“The Solvay Pharmaceuticals Conferences: where industry meets academia in a search for novel therapies”
Nuclear Receptors Take Off
The cloning of the first nuclear receptor cDNA encoding the human glucocorticoid receptor was described in 1985 by the team of Evans . Over the next 25 years a dramatic growth of knowledge on nuclear receptors followed this discovery . The knowledge on nuclear receptors has delivered novel therapies for lipid control and hormone replacement, and for management of cancers and diabetes, and millions of humans were subjected to therapies with nuclear receptor modulators over last decades [2,3].
Nuclear receptors are a family of transcription factors consisting of 49 members identified in the human genome . Nuclear receptors regulate transcription by binding to response elements in the regulatory regions of target genes and thereby affect expression of genes involved in differentiation, growth, lipid homeostasis, inflammation and immunity. Therefore, nuclear receptors are attractive molecular targets for design of therapy for diabetes, obesity, atherosclerosis, cancer, inflammation and neurodegeneration.
Many drugs from the armamentarium of contemporary physicians are acting on nuclear receptors: estrogens for hormone replacement therapy, anti-estrogens for treatment of cancer, steroids for treatment of inflammatory disorders, fibrates for treatment of dyslipidemia, and thiazolidinediones for therapy of diabetes .
Through their distinct tissue distribution and specific target gene activation, the peroxisome proliferator-activated receptors (PPARs) α, γ and δ modulate diverse aspects of fatty acid metabolism, energy balance, insulin sensitivity, glucose homeostasis and inflammatory responses. Two types of PPARs are marketed: PPARα is the target for fibrates (hypolipidemic drugs), PPARγ is the target for thiazolidinediones (anti-diabetic drugs).
The Liver X Receptors (LXRs) modulate macrophage cholesterol efflux and repress the expression of pro-inflammatory genes. Therefore, LXRs are considered as a target for the treatment of atherosclerosis (prevention and reversal). LXRs are key players in inflammatory conditions such as rheumatoid arthritis, inflammatory bowel diseases and diabetes. Through action on both cholesterol homeostasis and inflammatory processes, LXRs are considered as prospective targets for design of novel therapies for Alzheimer's disease.
Thyroid hormone signals are transduced by two distinct nuclear receptors: TRα and TRβ. TRα mediates the effects of thyroid hormones on heart rate whereas TRβ mediates cholesterol lowering effects. Therapeutic use of these receptors has not substantiated yet, but both are carefully considered by drug developers.
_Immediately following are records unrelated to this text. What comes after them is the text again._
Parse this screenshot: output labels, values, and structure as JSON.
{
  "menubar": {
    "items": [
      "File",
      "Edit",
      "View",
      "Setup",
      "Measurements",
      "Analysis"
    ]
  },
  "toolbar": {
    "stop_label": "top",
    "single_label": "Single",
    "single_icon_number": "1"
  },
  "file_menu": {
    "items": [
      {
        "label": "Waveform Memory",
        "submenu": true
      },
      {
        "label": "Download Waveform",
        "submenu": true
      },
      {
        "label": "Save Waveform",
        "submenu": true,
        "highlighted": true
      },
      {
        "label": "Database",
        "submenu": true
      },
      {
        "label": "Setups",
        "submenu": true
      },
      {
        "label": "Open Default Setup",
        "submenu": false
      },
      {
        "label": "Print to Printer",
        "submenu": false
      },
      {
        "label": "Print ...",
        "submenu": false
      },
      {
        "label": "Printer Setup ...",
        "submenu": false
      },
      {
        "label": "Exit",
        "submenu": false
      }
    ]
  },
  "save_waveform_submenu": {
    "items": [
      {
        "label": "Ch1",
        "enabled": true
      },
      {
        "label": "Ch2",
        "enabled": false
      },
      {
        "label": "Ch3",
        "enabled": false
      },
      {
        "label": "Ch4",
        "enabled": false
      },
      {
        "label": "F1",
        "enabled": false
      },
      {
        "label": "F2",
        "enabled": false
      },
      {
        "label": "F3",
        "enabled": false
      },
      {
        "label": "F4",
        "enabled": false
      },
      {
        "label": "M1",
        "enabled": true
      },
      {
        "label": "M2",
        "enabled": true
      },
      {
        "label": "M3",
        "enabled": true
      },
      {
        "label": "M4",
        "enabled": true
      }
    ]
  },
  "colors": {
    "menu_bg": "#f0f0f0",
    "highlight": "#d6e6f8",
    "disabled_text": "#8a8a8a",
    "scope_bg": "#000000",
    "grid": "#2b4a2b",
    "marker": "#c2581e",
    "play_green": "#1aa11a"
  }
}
In addition to transcriptional regulation of metabolic pathways, nuclear receptors regulate the expression of genes participating in inflammatory cascades as well as genes promoting cellular growth and differentiation. Therefore, nuclear receptors continue to be important for the development of novel therapies of inflammation, cancer and neurodegeneration.
This volume contains papers from the Eight Solvay Pharmaceuticals Conference on Nuclear Receptors as Molecular Targets for Cardiometabolic and Central Nervous System Diseases held in Nice (France) April 11–13, 2007.
It has been the aim of these conferences to bring together scientists from academia and from industry in order to stimulate dialog between them in a congenial setting. The focus of this conference centered on the mechanistic involvement of nuclear receptors in cardiological, metabolic and neurological disorders, on possible explanation of pathways involved in pathogenesis, on susceptibility to and prevention of metabolic and neurological disorders and on the aspects of drug finding including chemistry and rational drug design. New technologies were highlighted including gene expression, novel approaches towards epigenetics, physiological monitoring and prospective use of novel therapeutics.
W. Cautreels, C. Steinborn, L. Turski
 S.M. Hollenberg, C. Weinberger C, E.S. Ong et al. Primary structure and expression of a functional human glucocorticoid receptor cDNA. Nature 318 (1985) 635–641.
 R.M. Evans. The nuclear receptor superfamily: a rosetta stone for physiology. Mol. Endocrinol. 19 (2005) 1429–1438.
 D.L. Morganstein and M.G. Parker. Role of nuclear receptor coregulators in metabolism. Exp. Rev. Endocrinol. Metab. 2 (2007) 797–807.